Brief
If a line below holds the word "WinBuzzer", count it; then say how many such lines there are and nothing else.

>>>

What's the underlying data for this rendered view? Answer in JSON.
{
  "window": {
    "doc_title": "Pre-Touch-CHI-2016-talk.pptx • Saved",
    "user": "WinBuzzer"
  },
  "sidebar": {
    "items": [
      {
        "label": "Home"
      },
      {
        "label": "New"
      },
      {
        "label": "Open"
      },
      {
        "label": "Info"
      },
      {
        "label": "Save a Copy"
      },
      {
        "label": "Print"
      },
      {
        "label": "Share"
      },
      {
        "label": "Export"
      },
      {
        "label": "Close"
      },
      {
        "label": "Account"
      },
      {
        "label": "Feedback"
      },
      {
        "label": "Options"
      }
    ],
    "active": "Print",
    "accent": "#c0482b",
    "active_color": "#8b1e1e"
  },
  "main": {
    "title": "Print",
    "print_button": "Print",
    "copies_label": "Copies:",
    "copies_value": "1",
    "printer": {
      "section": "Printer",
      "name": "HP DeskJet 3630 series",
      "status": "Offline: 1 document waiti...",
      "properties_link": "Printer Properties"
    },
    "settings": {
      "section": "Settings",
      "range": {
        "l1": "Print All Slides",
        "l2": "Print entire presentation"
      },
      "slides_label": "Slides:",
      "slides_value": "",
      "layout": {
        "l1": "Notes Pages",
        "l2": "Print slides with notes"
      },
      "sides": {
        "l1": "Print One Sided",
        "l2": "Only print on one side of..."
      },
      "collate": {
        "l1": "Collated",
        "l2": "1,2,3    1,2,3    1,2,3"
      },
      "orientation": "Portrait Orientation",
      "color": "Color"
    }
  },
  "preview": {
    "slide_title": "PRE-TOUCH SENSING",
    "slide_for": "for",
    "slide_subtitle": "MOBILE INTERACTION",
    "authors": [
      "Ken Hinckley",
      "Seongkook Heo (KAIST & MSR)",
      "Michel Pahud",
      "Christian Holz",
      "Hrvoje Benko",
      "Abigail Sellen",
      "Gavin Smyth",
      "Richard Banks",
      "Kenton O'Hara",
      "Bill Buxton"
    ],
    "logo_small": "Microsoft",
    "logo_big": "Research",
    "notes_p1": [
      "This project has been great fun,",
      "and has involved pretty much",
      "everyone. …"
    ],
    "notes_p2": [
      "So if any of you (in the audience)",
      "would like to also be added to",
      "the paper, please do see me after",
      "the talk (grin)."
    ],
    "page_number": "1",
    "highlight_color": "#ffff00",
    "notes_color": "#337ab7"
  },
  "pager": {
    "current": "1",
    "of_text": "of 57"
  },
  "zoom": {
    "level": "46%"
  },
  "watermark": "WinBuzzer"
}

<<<

Result of the task
2